2). Last month I had food poisoning (truck stop chicken y’all) and I was violently vomiting into a travel mug right beside him for a full day.
“TURN” *vomit* “UP THE” *vomit* “RADIO” *vomit* *sobbing* *vomit* is a pretty accurate description of how that went down.
3). For storage’s sake, we use the top bunk to hold our dirty laundry hamper, our shower bag, crock pot, electric griddle, sleeping bags, and now Spud, my guinea pig, in his cage. Because of that, we share a bed, which is nice, but it’s only a twin. Yup. Two adults, who are about 400 lbs together, sharing a twin bed. I’ve always had a full sized bed, for just me, so this took quite a bit to get used to.
4). We also share the same speakers, and television. He knows how much I love watching Modern Family, and I know how much he loves his Outdoor Channel. Also, if one of us gets on a music kick and wants to repeat the same song- the other just person bravely suffers through. We are much more patient with each other now, and I believe this is a large reason why.
5). Probably my biggest privacy issue, is my exposure to the public’s eye. I’m constantly surrounded by people it seems like, which can be exhausting. Public restrooms, always being on the highway surrounded by people, having to walk my dog with people watching, it just gets old fast. Even when you draw the curtains closed and lock the doors to go to sleep at night, you’re surrounded by people at truck stops. Prostitutes and the homeless will knock on your door at all hours for money. It’s absolutely exhausting. I never liked the idea of staying in a hotel until recently. It seems like that is the only place I ever feel like I can enjoy some privacy.
Last but not least, there are some random little things you begin to miss while traveling in a truck.
1). Being able to lay down on the floor. Strange right? But in the truck, you can either sit in your chair, or lay in your bed. There isn’t any other option, and sometimes, it’s easy to miss lounging on the couch or laying on the floor with your dog.
2). Being able to lay down in a bathtub. Truck stops only offer private showers, not tubs (not that I’d ever want to take a bubble bath at a truck stop anyways- eww).
3). The ability to wear gross clothes. Like I said, I’m in public, literally 24/7. I can’t wear my favorite stained sweatpants and still be comfortable around people. That is a strange luxury I most definitely miss.
4). Having a yard for my dog.
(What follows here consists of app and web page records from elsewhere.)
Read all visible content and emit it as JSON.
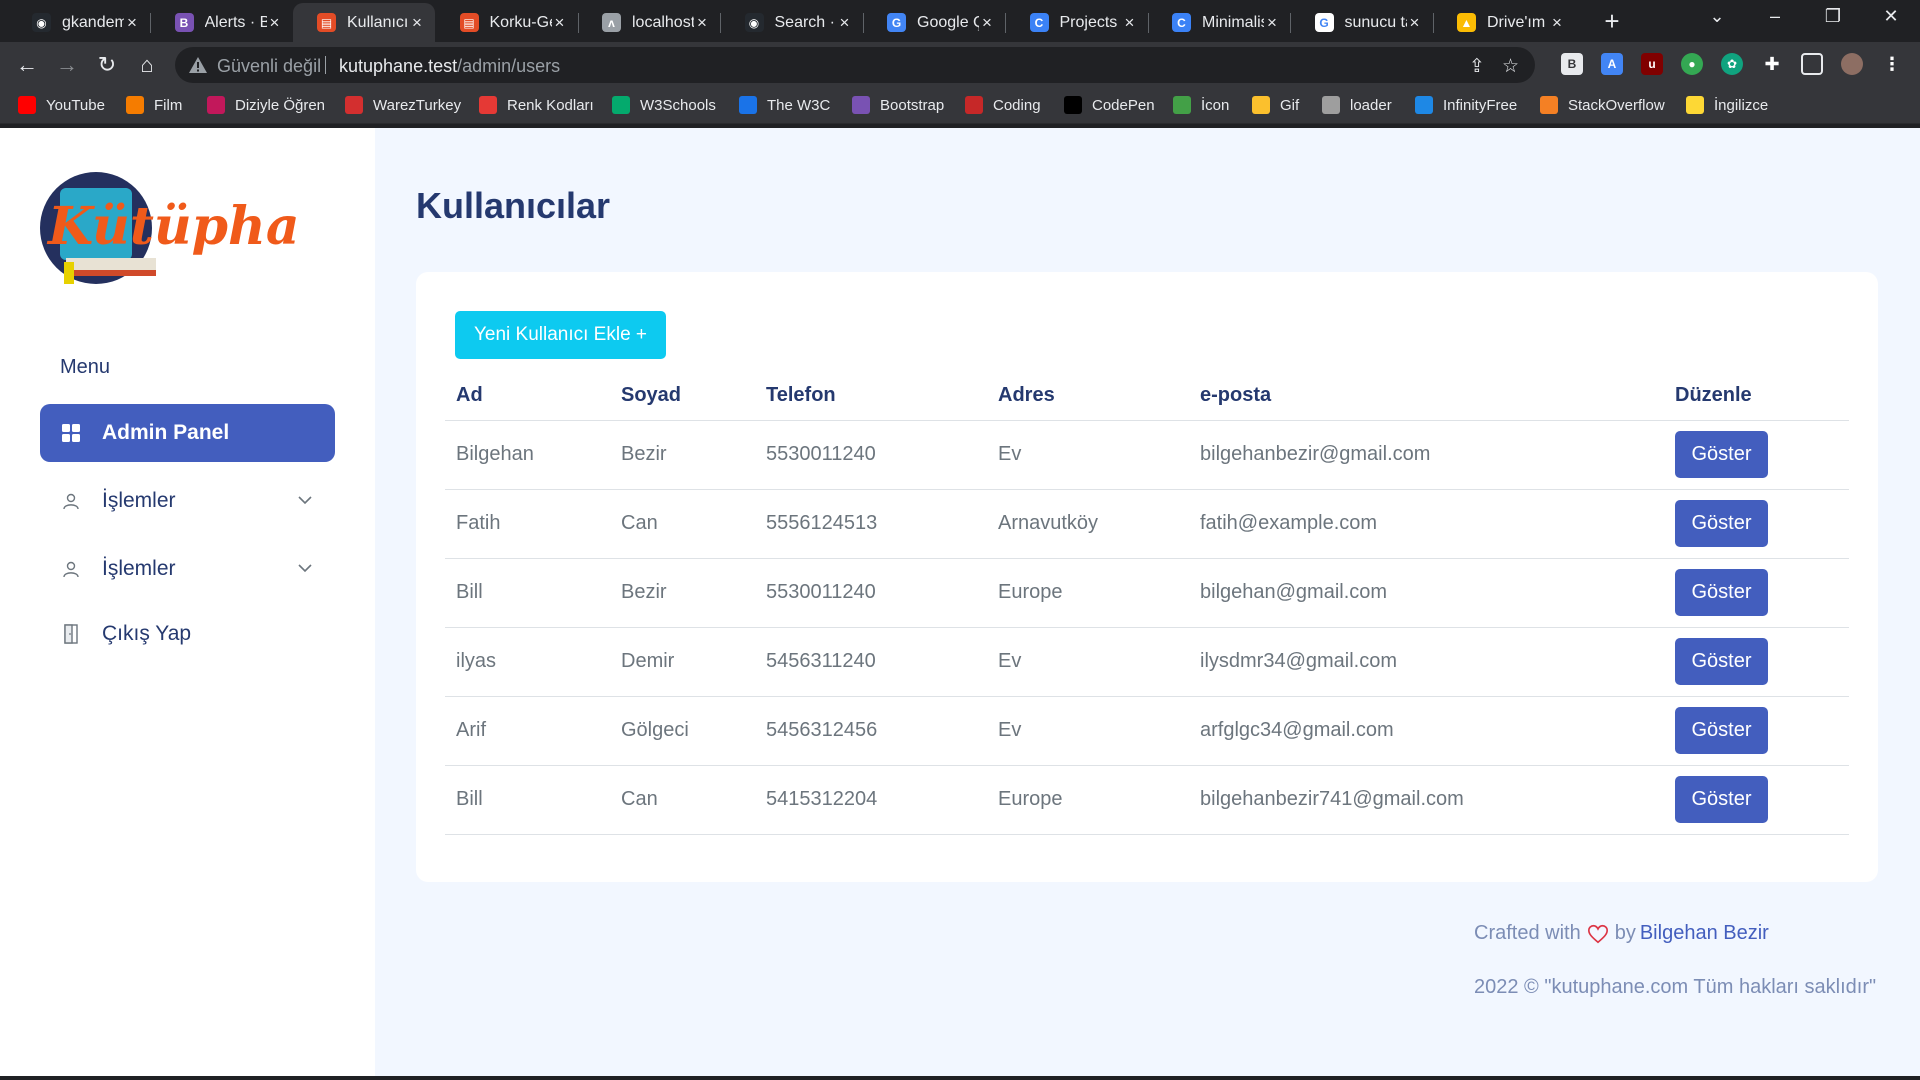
{
  "browser": {
    "tabs": [
      {
        "title": "gkandem",
        "icon": "github-icon",
        "color": "#24292f"
      },
      {
        "title": "Alerts · Bo",
        "icon": "bootstrap-icon",
        "color": "#7952b3"
      },
      {
        "title": "Kullanıcıla",
        "icon": "html-file-icon",
        "color": "#e34c26"
      },
      {
        "title": "Korku-Ge",
        "icon": "html-file-icon",
        "color": "#e34c26"
      },
      {
        "title": "localhost",
        "icon": "laravel-icon",
        "color": "#9aa0a6"
      },
      {
        "title": "Search · f",
        "icon": "github-icon",
        "color": "#24292f"
      },
      {
        "title": "Google Ç",
        "icon": "google-translate-icon",
        "color": "#4285f4"
      },
      {
        "title": "Projects -",
        "icon": "canva-icon",
        "color": "#3b82f6"
      },
      {
        "title": "Minimalis",
        "icon": "canva-icon",
        "color": "#3b82f6"
      },
      {
        "title": "sunucu ta",
        "icon": "google-icon",
        "color": "#ffffff"
      },
      {
        "title": "Drive'ım",
        "icon": "google-drive-icon",
        "color": "#fbbc04"
      }
    ],
    "address": {
      "insecure_label": "Güvenli değil",
      "host": "kutuphane.test",
      "path": "/admin/users"
    },
    "bookmarks": [
      {
        "label": "YouTube",
        "color": "#ff0000"
      },
      {
        "label": "Film",
        "color": "#f57c00"
      },
      {
        "label": "Diziyle Öğren",
        "color": "#c2185b"
      },
      {
        "label": "WarezTurkey",
        "color": "#d32f2f"
      },
      {
        "label": "Renk Kodları",
        "color": "#e53935"
      },
      {
        "label": "W3Schools",
        "color": "#04aa6d"
      },
      {
        "label": "The W3C",
        "color": "#1a73e8"
      },
      {
        "label": "Bootstrap",
        "color": "#7952b3"
      },
      {
        "label": "Coding",
        "color": "#c62828"
      },
      {
        "label": "CodePen",
        "color": "#000000"
      },
      {
        "label": "İcon",
        "color": "#43a047"
      },
      {
        "label": "Gif",
        "color": "#fbc02d"
      },
      {
        "label": "loader",
        "color": "#9e9e9e"
      },
      {
        "label": "InfinityFree",
        "color": "#1e88e5"
      },
      {
        "label": "StackOverflow",
        "color": "#f48024"
      },
      {
        "label": "İngilizce",
        "color": "#fdd835"
      }
    ]
  },
  "sidebar": {
    "logo_text": "Kütüphane",
    "menu_title": "Menu",
    "items": [
      {
        "label": "Admin Panel",
        "icon": "grid-icon",
        "active": true
      },
      {
        "label": "İşlemler",
        "icon": "user-icon",
        "active": false
      },
      {
        "label": "İşlemler",
        "icon": "user-icon",
        "active": false
      },
      {
        "label": "Çıkış Yap",
        "icon": "door-icon",
        "active": false
      }
    ]
  },
  "main": {
    "title": "Kullanıcılar",
    "add_button": "Yeni Kullanıcı Ekle +",
    "table": {
      "headers": [
        "Ad",
        "Soyad",
        "Telefon",
        "Adres",
        "e-posta",
        "Düzenle"
      ],
      "rows": [
        [
          "Bilgehan",
          "Bezir",
          "5530011240",
          "Ev",
          "bilgehanbezir@gmail.com",
          "Göster"
        ],
        [
          "Fatih",
          "Can",
          "5556124513",
          "Arnavutköy",
          "fatih@example.com",
          "Göster"
        ],
        [
          "Bill",
          "Bezir",
          "5530011240",
          "Europe",
          "bilgehan@gmail.com",
          "Göster"
        ],
        [
          "ilyas",
          "Demir",
          "5456311240",
          "Ev",
          "ilysdmr34@gmail.com",
          "Göster"
        ],
        [
          "Arif",
          "Gölgeci",
          "5456312456",
          "Ev",
          "arfglgc34@gmail.com",
          "Göster"
        ],
        [
          "Bill",
          "Can",
          "5415312204",
          "Europe",
          "bilgehanbezir741@gmail.com",
          "Göster"
        ]
      ]
    }
  },
  "footer": {
    "crafted_prefix": "Crafted with",
    "crafted_by": "by",
    "author": "Bilgehan Bezir",
    "copyright": "2022 © \"kutuphane.com Tüm hakları saklıdır\""
  },
  "colors": {
    "primary": "#435ebe",
    "info": "#0dcaf0",
    "heading": "#25396f",
    "background": "#f2f7ff"
  }
}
Look, I love Blair, but it’s really a pain to try to find dog friendly places to walk him, to always be watched while I walk him, and to have to inspect his waste several times a day. I’m used to just opening the door and letting my dog go do his business in private- and I can’t wait for that to become my reality again.
5). I also feel pressure to be near my friends and family. I want to be out here, loving what I do, but I also miss my people. I want to tell them when I’ll be home, but I’m never quite sure, and that can be upsetting. I want them to know I love them and miss them, and I’m not putting them off. It’s just difficult to get a route back.
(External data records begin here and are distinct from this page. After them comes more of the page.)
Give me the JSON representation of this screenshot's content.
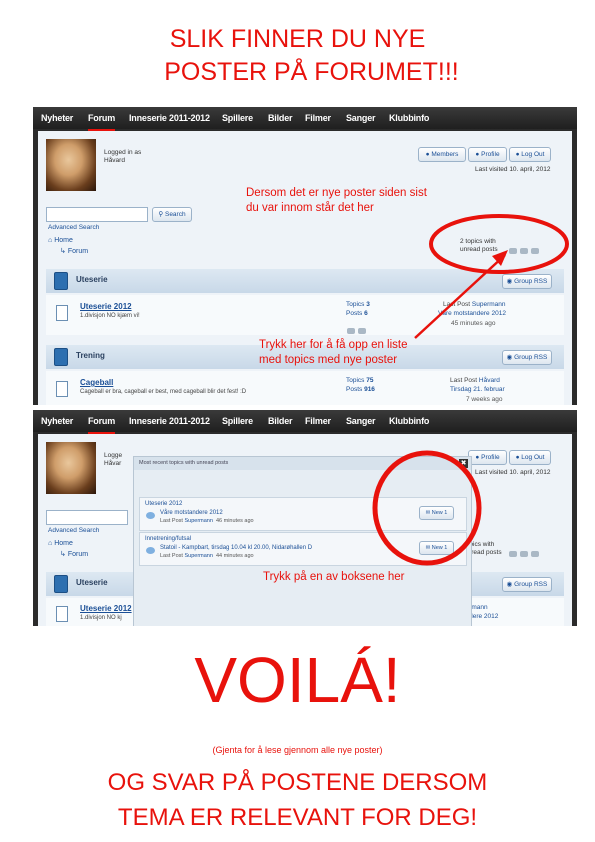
{
  "header": {
    "line1": "SLIK FINNER DU NYE",
    "line2": "POSTER PÅ FORUMET!!!"
  },
  "nav": {
    "items": [
      "Nyheter",
      "Forum",
      "Inneserie 2011-2012",
      "Spillere",
      "Bilder",
      "Filmer",
      "Sanger",
      "Klubbinfo"
    ],
    "active": "Forum"
  },
  "user": {
    "logged_in_as": "Logged in as",
    "name": "Håvard",
    "members": "Members",
    "profile": "Profile",
    "logout": "Log Out",
    "last_visited": "Last visited 10. april, 2012"
  },
  "search": {
    "button": "Search",
    "advanced": "Advanced Search"
  },
  "breadcrumb": {
    "home": "Home",
    "forum": "Forum"
  },
  "unread": {
    "line1": "2 topics with",
    "line2": "unread posts"
  },
  "categories": [
    {
      "name": "Uteserie",
      "rss": "Group RSS",
      "forum": {
        "title": "Uteserie 2012",
        "desc": "1.divisjon NO kjæm vi!",
        "topics_label": "Topics",
        "topics": "3",
        "posts_label": "Posts",
        "posts": "6",
        "last_post_label": "Last Post",
        "last_user": "Supermann",
        "last_topic": "Våre motstandere 2012",
        "last_time": "45 minutes ago"
      }
    },
    {
      "name": "Trening",
      "rss": "Group RSS",
      "forum": {
        "title": "Cageball",
        "desc": "Cageball er bra, cageball er best, med cageball blir det fest! :D",
        "topics_label": "Topics",
        "topics": "75",
        "posts_label": "Posts",
        "posts": "916",
        "last_post_label": "Last Post",
        "last_user": "Håvard",
        "last_topic": "Tirsdag 21. februar",
        "last_time": "7 weeks ago"
      }
    }
  ],
  "annotations": {
    "dersom1": "Dersom det er nye poster siden sist",
    "dersom2": "du var innom står det her",
    "trykk1": "Trykk her for å få opp en liste",
    "trykk2": "med topics med nye poster",
    "boksene": "Trykk på en av boksene her"
  },
  "shot2": {
    "logged_partial": "Logge",
    "name_partial": "Håvar",
    "forum_partial": "Uteserie 2012",
    "desc_partial": "1.divisjon NO kj",
    "topics_partial": "topics with",
    "unread_partial": "unread posts",
    "last_user_partial": "Supermann",
    "last_topic_partial": "motstandere 2012"
  },
  "popup": {
    "title": "Most recent topics with unread posts",
    "items": [
      {
        "category": "Uteserie 2012",
        "topic": "Våre motstandere 2012",
        "last": "Last Post",
        "user": "Supermann",
        "time": "46 minutes ago",
        "new": "New 1"
      },
      {
        "category": "Innetrening/futsal",
        "topic": "Statoil - Kampbart, tirsdag 10.04 kl 20.00, Nidarøhallen D",
        "last": "Last Post",
        "user": "Supermann",
        "time": "44 minutes ago",
        "new": "New 1"
      }
    ]
  },
  "footer": {
    "voila": "VOILÁ!",
    "gjenta": "(Gjenta for å lese gjennom alle nye poster)",
    "svar1": "OG SVAR PÅ POSTENE DERSOM",
    "svar2": "TEMA ER RELEVANT FOR DEG!"
  },
  "colors": {
    "annotation_red": "#e8120c",
    "link_blue": "#1b4f96",
    "nav_bg": "#2b2b2b",
    "content_bg": "#eef3f8"
  }
}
6). The one assumption people make is that I’m bored doing this. In reality though, I’m the furthest from it. I have my husband who I never run out of things to talk about, a blog to operate, a dog and a guinea pig to care for, supper that needs to be made, scenery to watch, books to read, satellite to vegitate in front of, XBox One to play, and a smartphone with all the wonders of the internet.
Now with all that said, realize that I absolutely love what I do. I get to be with my newly married husband, travel the country, and blog as I wish.
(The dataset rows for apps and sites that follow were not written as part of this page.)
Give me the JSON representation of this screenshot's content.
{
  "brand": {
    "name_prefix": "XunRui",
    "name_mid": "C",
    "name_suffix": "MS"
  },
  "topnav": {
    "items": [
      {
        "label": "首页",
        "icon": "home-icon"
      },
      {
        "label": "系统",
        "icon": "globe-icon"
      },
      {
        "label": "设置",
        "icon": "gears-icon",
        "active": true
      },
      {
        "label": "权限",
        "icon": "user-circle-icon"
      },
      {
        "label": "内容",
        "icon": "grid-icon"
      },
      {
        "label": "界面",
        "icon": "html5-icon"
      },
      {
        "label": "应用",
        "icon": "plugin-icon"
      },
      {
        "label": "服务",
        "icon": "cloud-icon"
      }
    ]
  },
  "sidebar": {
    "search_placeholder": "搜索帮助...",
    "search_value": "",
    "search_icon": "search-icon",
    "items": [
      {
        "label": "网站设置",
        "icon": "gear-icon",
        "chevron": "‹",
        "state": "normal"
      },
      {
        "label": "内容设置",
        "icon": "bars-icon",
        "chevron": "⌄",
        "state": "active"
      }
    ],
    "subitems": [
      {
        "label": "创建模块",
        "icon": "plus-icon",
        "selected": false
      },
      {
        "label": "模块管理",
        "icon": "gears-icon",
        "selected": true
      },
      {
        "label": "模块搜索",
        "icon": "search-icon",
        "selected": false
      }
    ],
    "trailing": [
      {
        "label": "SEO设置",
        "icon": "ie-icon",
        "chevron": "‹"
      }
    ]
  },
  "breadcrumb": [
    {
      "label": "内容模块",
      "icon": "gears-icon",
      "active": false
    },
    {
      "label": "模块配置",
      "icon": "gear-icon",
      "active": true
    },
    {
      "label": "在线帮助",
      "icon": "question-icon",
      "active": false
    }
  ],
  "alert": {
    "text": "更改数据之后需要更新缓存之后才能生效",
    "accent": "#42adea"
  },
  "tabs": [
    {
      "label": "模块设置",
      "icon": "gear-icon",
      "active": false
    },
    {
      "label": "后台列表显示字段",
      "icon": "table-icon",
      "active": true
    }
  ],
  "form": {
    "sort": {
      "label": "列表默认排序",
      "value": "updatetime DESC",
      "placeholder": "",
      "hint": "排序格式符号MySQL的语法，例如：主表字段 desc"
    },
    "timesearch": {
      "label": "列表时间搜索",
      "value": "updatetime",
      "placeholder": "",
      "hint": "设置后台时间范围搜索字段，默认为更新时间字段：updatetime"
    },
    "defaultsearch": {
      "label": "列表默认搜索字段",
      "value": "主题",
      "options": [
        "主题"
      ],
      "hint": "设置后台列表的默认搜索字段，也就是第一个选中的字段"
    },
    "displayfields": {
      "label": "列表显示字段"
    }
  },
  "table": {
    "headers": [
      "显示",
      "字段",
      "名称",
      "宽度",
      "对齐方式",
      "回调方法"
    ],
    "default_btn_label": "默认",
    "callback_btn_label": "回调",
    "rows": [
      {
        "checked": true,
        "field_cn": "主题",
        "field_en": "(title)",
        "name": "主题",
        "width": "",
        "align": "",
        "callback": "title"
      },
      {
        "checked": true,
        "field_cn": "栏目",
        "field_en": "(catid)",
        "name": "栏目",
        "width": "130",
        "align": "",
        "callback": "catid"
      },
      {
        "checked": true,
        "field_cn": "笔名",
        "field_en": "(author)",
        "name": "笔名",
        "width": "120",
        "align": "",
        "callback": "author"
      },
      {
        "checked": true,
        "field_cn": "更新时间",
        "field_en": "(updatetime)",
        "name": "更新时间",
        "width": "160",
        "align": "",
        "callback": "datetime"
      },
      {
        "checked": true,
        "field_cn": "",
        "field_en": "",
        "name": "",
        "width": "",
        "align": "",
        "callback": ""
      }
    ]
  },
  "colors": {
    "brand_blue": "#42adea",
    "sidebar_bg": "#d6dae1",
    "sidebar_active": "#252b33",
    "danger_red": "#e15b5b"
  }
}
(If you’re interested, here’s my compete guide to traveling for free, or even getting paid to do so! Don’t worry, the guide is 100% free.)
I’m very thankful for this opportunity. The closer we get to having our dream house, the more bittersweet I feel. I know I’m really going to miss this lifestyle, but at the same time, I can’t wait to see that next chapter of my life when it gets here.
How do you feel about living tiny or being on the road 24/7? Would you have any advice for someone new to this lifestyle? Would you ever want to do this? As always, thank you for reading!